**What is required**: Return all of the entries exactly as written.

**Records from a collection**:

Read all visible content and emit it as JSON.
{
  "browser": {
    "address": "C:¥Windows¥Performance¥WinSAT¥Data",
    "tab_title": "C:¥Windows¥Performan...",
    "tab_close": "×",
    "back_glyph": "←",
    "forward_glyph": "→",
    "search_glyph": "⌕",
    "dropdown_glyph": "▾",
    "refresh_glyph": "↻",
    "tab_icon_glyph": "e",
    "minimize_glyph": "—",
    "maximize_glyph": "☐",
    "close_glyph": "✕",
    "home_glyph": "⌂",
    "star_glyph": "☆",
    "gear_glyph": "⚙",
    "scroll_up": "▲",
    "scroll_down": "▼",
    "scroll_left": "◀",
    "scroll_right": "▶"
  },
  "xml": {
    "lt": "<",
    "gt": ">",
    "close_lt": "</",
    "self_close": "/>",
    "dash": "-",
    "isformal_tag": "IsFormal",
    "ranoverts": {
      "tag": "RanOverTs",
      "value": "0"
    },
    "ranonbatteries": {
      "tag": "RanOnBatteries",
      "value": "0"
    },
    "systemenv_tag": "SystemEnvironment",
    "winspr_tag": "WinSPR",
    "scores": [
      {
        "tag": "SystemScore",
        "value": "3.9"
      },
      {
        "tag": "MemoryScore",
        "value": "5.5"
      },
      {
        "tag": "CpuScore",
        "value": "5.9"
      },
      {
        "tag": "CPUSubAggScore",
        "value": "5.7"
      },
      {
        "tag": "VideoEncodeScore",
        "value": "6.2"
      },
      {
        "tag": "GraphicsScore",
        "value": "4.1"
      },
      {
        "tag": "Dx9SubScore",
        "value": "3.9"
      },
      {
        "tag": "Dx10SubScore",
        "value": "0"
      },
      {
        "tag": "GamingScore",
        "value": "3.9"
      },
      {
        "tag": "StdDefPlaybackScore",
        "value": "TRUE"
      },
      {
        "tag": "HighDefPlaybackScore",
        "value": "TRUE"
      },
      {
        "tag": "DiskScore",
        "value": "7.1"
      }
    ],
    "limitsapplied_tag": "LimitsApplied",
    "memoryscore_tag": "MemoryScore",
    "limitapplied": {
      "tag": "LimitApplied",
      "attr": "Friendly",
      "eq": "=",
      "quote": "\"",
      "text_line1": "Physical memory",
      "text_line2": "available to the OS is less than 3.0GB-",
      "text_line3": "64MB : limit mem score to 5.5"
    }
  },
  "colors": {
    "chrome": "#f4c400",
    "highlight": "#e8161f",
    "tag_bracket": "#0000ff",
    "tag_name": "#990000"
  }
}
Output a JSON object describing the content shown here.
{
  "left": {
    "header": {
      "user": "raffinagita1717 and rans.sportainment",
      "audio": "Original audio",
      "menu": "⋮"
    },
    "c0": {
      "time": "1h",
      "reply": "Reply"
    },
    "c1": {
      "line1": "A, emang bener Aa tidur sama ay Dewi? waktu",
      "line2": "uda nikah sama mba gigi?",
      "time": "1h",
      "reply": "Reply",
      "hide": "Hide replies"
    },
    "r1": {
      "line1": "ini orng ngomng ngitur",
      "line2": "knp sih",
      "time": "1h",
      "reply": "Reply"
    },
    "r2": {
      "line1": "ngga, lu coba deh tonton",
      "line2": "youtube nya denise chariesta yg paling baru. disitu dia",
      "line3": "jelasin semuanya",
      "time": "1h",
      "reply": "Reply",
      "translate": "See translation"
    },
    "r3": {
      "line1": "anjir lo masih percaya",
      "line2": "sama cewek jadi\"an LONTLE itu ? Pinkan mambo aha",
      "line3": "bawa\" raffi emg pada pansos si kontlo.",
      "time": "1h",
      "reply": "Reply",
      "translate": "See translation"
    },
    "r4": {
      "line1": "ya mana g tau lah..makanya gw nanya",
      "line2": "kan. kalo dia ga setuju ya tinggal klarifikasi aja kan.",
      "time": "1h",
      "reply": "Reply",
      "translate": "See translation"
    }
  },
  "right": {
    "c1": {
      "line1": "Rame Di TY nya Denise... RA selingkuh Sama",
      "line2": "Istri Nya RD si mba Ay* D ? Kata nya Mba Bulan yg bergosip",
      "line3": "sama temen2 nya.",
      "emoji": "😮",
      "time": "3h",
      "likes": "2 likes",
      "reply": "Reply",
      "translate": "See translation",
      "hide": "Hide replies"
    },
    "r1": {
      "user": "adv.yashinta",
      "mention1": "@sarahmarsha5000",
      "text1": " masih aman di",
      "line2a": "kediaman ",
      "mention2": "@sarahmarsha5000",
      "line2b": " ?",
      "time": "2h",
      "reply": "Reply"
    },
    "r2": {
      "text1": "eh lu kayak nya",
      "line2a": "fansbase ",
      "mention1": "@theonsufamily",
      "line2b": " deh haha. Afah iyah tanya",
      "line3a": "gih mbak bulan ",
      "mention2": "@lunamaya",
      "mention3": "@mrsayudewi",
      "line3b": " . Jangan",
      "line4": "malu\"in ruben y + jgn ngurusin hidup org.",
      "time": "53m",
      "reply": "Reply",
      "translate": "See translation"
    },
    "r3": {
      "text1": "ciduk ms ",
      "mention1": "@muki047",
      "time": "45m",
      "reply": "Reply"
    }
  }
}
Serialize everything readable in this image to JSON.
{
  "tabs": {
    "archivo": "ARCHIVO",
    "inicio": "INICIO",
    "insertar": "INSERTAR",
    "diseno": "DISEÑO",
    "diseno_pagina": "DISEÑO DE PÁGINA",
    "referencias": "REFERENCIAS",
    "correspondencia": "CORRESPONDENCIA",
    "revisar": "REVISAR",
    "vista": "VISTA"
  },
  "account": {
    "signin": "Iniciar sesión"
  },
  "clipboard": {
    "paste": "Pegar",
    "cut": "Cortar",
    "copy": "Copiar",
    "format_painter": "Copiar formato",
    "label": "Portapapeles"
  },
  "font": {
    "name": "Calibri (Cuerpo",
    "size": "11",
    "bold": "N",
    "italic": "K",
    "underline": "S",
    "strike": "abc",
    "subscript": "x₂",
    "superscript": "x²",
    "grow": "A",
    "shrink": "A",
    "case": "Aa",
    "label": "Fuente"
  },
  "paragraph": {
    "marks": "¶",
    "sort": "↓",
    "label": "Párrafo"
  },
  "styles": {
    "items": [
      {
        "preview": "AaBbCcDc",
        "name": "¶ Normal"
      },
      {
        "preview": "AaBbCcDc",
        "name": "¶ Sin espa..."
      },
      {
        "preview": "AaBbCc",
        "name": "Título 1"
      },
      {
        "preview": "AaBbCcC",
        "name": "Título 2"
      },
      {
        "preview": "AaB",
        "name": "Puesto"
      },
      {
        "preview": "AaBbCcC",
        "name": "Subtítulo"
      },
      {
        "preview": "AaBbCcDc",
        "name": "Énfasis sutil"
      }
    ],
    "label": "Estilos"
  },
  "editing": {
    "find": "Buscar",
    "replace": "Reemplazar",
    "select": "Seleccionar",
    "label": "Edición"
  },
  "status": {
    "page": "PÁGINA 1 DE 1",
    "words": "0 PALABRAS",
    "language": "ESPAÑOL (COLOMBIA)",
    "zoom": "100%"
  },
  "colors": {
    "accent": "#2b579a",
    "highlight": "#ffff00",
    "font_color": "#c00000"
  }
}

**Written answer**:
Read all visible content and emit it as JSON.
{
  "browser": {
    "address": "C:¥Windows¥Performance¥WinSAT¥Data",
    "tab_title": "C:¥Windows¥Performan...",
    "tab_close": "×",
    "back_glyph": "←",
    "forward_glyph": "→",
    "search_glyph": "⌕",
    "dropdown_glyph": "▾",
    "refresh_glyph": "↻",
    "tab_icon_glyph": "e",
    "minimize_glyph": "—",
    "maximize_glyph": "☐",
    "close_glyph": "✕",
    "home_glyph": "⌂",
    "star_glyph": "☆",
    "gear_glyph": "⚙",
    "scroll_up": "▲",
    "scroll_down": "▼",
    "scroll_left": "◀",
    "scroll_right": "▶"
  },
  "xml": {
    "lt": "<",
    "gt": ">",
    "close_lt": "</",
    "self_close": "/>",
    "dash": "-",
    "isformal_tag": "IsFormal",
    "ranoverts": {
      "tag": "RanOverTs",
      "value": "0"
    },
    "ranonbatteries": {
      "tag": "RanOnBatteries",
      "value": "0"
    },
    "systemenv_tag": "SystemEnvironment",
    "winspr_tag": "WinSPR",
    "scores": [
      {
        "tag": "SystemScore",
        "value": "3.9"
      },
      {
        "tag": "MemoryScore",
        "value": "5.5"
      },
      {
        "tag": "CpuScore",
        "value": "5.9"
      },
      {
        "tag": "CPUSubAggScore",
        "value": "5.7"
      },
      {
        "tag": "VideoEncodeScore",
        "value": "6.2"
      },
      {
        "tag": "GraphicsScore",
        "value": "4.1"
      },
      {
        "tag": "Dx9SubScore",
        "value": "3.9"
      },
      {
        "tag": "Dx10SubScore",
        "value": "0"
      },
      {
        "tag": "GamingScore",
        "value": "3.9"
      },
      {
        "tag": "StdDefPlaybackScore",
        "value": "TRUE"
      },
      {
        "tag": "HighDefPlaybackScore",
        "value": "TRUE"
      },
      {
        "tag": "DiskScore",
        "value": "7.1"
      }
    ],
    "limitsapplied_tag": "LimitsApplied",
    "memoryscore_tag": "MemoryScore",
    "limitapplied": {
      "tag": "LimitApplied",
      "attr": "Friendly",
      "eq": "=",
      "quote": "\"",
      "text_line1": "Physical memory",
      "text_line2": "available to the OS is less than 3.0GB-",
      "text_line3": "64MB : limit mem score to 5.5"
    }
  },
  "colors": {
    "chrome": "#f4c400",
    "highlight": "#e8161f",
    "tag_bracket": "#0000ff",
    "tag_name": "#990000"
  }
}
Output a JSON object describing the content shown here.
{
  "left": {
    "header": {
      "user": "raffinagita1717 and rans.sportainment",
      "audio": "Original audio",
      "menu": "⋮"
    },
    "c0": {
      "time": "1h",
      "reply": "Reply"
    },
    "c1": {
      "line1": "A, emang bener Aa tidur sama ay Dewi? waktu",
      "line2": "uda nikah sama mba gigi?",
      "time": "1h",
      "reply": "Reply",
      "hide": "Hide replies"
    },
    "r1": {
      "line1": "ini orng ngomng ngitur",
      "line2": "knp sih",
      "time": "1h",
      "reply": "Reply"
    },
    "r2": {
      "line1": "ngga, lu coba deh tonton",
      "line2": "youtube nya denise chariesta yg paling baru. disitu dia",
      "line3": "jelasin semuanya",
      "time": "1h",
      "reply": "Reply",
      "translate": "See translation"
    },
    "r3": {
      "line1": "anjir lo masih percaya",
      "line2": "sama cewek jadi\"an LONTLE itu ? Pinkan mambo aha",
      "line3": "bawa\" raffi emg pada pansos si kontlo.",
      "time": "1h",
      "reply": "Reply",
      "translate": "See translation"
    },
    "r4": {
      "line1": "ya mana g tau lah..makanya gw nanya",
      "line2": "kan. kalo dia ga setuju ya tinggal klarifikasi aja kan.",
      "time": "1h",
      "reply": "Reply",
      "translate": "See translation"
    }
  },
  "right": {
    "c1": {
      "line1": "Rame Di TY nya Denise... RA selingkuh Sama",
      "line2": "Istri Nya RD si mba Ay* D ? Kata nya Mba Bulan yg bergosip",
      "line3": "sama temen2 nya.",
      "emoji": "😮",
      "time": "3h",
      "likes": "2 likes",
      "reply": "Reply",
      "translate": "See translation",
      "hide": "Hide replies"
    },
    "r1": {
      "user": "adv.yashinta",
      "mention1": "@sarahmarsha5000",
      "text1": " masih aman di",
      "line2a": "kediaman ",
      "mention2": "@sarahmarsha5000",
      "line2b": " ?",
      "time": "2h",
      "reply": "Reply"
    },
    "r2": {
      "text1": "eh lu kayak nya",
      "line2a": "fansbase ",
      "mention1": "@theonsufamily",
      "line2b": " deh haha. Afah iyah tanya",
      "line3a": "gih mbak bulan ",
      "mention2": "@lunamaya",
      "mention3": "@mrsayudewi",
      "line3b": " . Jangan",
      "line4": "malu\"in ruben y + jgn ngurusin hidup org.",
      "time": "53m",
      "reply": "Reply",
      "translate": "See translation"
    },
    "r3": {
      "text1": "ciduk ms ",
      "mention1": "@muki047",
      "time": "45m",
      "reply": "Reply"
    }
  }
}
Serialize everything readable in this image to JSON.
{
  "tabs": {
    "archivo": "ARCHIVO",
    "inicio": "INICIO",
    "insertar": "INSERTAR",
    "diseno": "DISEÑO",
    "diseno_pagina": "DISEÑO DE PÁGINA",
    "referencias": "REFERENCIAS",
    "correspondencia": "CORRESPONDENCIA",
    "revisar": "REVISAR",
    "vista": "VISTA"
  },
  "account": {
    "signin": "Iniciar sesión"
  },
  "clipboard": {
    "paste": "Pegar",
    "cut": "Cortar",
    "copy": "Copiar",
    "format_painter": "Copiar formato",
    "label": "Portapapeles"
  },
  "font": {
    "name": "Calibri (Cuerpo",
    "size": "11",
    "bold": "N",
    "italic": "K",
    "underline": "S",
    "strike": "abc",
    "subscript": "x₂",
    "superscript": "x²",
    "grow": "A",
    "shrink": "A",
    "case": "Aa",
    "label": "Fuente"
  },
  "paragraph": {
    "marks": "¶",
    "sort": "↓",
    "label": "Párrafo"
  },
  "styles": {
    "items": [
      {
        "preview": "AaBbCcDc",
        "name": "¶ Normal"
      },
      {
        "preview": "AaBbCcDc",
        "name": "¶ Sin espa..."
      },
      {
        "preview": "AaBbCc",
        "name": "Título 1"
      },
      {
        "preview": "AaBbCcC",
        "name": "Título 2"
      },
      {
        "preview": "AaB",
        "name": "Puesto"
      },
      {
        "preview": "AaBbCcC",
        "name": "Subtítulo"
      },
      {
        "preview": "AaBbCcDc",
        "name": "Énfasis sutil"
      }
    ],
    "label": "Estilos"
  },
  "editing": {
    "find": "Buscar",
    "replace": "Reemplazar",
    "select": "Seleccionar",
    "label": "Edición"
  },
  "status": {
    "page": "PÁGINA 1 DE 1",
    "words": "0 PALABRAS",
    "language": "ESPAÑOL (COLOMBIA)",
    "zoom": "100%"
  },
  "colors": {
    "accent": "#2b579a",
    "highlight": "#ffff00",
    "font_color": "#c00000"
  }
}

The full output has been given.